TASK TO CARRY OUT - Copy the result of filtering the entries below for lines that include the string "Material".

Extracted data entries -
▬▬▬

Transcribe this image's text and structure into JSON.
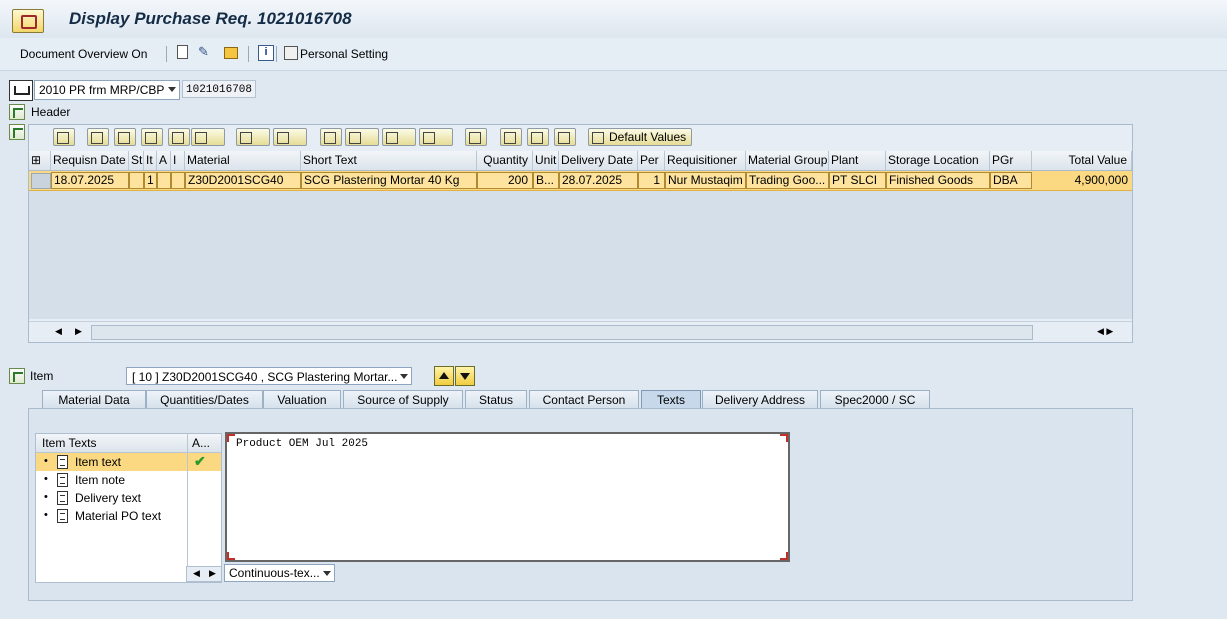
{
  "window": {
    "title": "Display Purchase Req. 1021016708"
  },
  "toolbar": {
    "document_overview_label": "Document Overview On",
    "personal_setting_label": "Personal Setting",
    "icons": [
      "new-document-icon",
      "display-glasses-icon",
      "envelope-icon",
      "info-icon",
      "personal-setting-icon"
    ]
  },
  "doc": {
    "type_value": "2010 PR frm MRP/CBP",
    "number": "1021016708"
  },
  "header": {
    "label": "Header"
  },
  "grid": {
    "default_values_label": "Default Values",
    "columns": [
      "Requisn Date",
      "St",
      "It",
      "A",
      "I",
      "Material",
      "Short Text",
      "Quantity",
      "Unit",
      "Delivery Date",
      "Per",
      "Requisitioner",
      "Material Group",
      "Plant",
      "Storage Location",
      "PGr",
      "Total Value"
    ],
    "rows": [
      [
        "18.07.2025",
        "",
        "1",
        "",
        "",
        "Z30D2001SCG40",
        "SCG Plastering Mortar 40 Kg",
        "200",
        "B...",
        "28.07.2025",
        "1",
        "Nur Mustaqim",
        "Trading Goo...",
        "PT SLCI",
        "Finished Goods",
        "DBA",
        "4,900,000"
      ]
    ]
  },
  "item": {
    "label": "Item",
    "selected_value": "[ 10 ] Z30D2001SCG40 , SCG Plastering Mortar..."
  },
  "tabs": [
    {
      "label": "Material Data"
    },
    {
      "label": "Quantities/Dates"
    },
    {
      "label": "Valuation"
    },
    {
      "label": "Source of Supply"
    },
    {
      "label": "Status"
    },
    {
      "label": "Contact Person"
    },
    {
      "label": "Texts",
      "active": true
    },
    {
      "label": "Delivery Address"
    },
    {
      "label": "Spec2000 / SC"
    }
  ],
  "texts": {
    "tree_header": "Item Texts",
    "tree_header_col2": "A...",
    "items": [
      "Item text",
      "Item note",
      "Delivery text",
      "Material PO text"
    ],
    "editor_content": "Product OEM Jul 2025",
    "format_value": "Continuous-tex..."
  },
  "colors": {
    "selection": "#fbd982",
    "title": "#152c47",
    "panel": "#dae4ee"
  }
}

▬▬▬

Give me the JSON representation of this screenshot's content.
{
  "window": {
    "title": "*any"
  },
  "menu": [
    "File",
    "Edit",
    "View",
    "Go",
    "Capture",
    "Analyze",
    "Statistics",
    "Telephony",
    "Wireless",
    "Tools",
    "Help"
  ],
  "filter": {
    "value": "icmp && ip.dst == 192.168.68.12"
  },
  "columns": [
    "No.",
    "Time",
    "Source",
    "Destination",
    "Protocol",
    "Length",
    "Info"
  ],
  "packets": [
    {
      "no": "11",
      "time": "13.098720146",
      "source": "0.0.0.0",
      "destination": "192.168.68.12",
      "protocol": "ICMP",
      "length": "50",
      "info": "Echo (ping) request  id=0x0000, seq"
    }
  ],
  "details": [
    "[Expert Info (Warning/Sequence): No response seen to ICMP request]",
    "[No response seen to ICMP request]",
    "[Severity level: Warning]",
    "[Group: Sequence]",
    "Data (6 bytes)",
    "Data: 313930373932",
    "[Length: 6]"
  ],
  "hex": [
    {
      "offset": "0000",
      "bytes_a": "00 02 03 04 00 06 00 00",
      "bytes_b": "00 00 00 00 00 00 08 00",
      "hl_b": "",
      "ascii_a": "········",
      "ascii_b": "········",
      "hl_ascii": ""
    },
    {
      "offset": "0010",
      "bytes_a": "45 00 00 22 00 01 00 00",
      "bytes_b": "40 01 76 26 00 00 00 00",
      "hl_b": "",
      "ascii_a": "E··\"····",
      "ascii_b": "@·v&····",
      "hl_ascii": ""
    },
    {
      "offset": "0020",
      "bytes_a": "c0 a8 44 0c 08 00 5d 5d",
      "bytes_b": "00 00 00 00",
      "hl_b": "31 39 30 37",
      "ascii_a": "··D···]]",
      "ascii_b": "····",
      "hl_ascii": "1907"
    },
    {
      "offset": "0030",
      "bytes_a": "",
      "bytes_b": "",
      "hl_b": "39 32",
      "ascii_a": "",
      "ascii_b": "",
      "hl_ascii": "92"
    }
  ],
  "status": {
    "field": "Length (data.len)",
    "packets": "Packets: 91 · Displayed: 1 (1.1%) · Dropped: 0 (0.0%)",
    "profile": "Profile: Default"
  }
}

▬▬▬

THE COMPLETED TASK -
      "Material",
      "Material Group",
      "label": "Material Data"
      "Material PO text"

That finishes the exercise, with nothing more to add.